_Action item_:
Whenever the string "liked" appears in a line below, please copy the line out.

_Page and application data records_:
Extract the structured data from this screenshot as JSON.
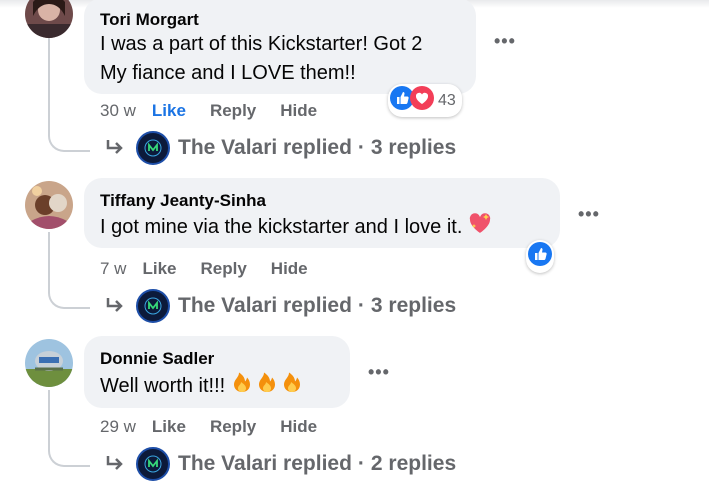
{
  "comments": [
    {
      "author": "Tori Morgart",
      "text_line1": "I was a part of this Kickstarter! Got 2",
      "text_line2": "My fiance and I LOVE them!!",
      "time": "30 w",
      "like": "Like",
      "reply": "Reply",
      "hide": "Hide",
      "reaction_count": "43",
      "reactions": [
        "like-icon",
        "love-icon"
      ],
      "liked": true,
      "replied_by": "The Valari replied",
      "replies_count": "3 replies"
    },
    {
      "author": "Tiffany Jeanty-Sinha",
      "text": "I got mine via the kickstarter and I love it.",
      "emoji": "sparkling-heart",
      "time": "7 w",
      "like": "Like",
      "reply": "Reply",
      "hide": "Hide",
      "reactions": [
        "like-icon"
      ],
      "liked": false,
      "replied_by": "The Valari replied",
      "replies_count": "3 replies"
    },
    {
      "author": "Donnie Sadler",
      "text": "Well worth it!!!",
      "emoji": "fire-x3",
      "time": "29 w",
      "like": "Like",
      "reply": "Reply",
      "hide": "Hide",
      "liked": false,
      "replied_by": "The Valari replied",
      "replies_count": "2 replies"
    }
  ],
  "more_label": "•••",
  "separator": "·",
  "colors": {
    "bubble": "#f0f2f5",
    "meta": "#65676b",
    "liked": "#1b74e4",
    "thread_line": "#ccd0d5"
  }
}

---

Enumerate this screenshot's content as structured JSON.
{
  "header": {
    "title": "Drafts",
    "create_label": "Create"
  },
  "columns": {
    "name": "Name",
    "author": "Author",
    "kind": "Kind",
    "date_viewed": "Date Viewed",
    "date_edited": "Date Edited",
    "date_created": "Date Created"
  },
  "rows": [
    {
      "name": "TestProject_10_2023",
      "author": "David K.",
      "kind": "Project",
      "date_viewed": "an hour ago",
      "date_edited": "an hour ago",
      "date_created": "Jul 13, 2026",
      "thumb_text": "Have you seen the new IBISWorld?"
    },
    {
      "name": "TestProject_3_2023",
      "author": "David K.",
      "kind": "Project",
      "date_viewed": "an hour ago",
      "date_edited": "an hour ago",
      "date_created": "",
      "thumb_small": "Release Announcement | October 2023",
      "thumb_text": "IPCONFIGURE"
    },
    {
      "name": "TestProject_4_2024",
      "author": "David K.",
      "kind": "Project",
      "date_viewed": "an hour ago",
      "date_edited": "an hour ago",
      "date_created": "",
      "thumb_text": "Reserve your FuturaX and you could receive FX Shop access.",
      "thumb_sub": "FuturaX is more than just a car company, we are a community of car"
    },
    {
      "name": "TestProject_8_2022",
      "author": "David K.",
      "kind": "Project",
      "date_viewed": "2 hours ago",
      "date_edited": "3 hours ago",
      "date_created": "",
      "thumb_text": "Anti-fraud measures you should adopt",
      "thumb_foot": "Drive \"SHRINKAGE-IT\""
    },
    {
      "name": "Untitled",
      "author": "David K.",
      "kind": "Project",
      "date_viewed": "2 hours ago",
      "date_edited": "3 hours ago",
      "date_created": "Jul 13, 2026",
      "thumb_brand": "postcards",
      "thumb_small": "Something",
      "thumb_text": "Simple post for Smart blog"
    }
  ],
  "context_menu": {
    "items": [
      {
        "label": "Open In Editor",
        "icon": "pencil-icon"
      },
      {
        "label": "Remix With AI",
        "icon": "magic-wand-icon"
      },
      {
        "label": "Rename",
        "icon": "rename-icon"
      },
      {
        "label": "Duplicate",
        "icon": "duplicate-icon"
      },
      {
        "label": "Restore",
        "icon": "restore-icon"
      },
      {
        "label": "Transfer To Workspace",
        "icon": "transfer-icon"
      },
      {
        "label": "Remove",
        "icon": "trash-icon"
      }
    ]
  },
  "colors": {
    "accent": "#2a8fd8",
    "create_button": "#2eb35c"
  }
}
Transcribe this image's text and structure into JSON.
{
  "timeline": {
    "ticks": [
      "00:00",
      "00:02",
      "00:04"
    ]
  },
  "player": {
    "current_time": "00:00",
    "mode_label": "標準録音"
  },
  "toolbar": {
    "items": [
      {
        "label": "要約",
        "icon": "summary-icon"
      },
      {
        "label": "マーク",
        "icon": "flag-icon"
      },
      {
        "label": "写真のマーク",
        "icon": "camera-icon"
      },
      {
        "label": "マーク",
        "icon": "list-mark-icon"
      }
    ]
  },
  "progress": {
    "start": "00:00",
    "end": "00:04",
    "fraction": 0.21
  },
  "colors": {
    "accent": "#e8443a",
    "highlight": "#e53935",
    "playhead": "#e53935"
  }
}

_Written answer_:
      "liked": true,
      "liked": false,
      "liked": false,
    "liked": "#1b74e4",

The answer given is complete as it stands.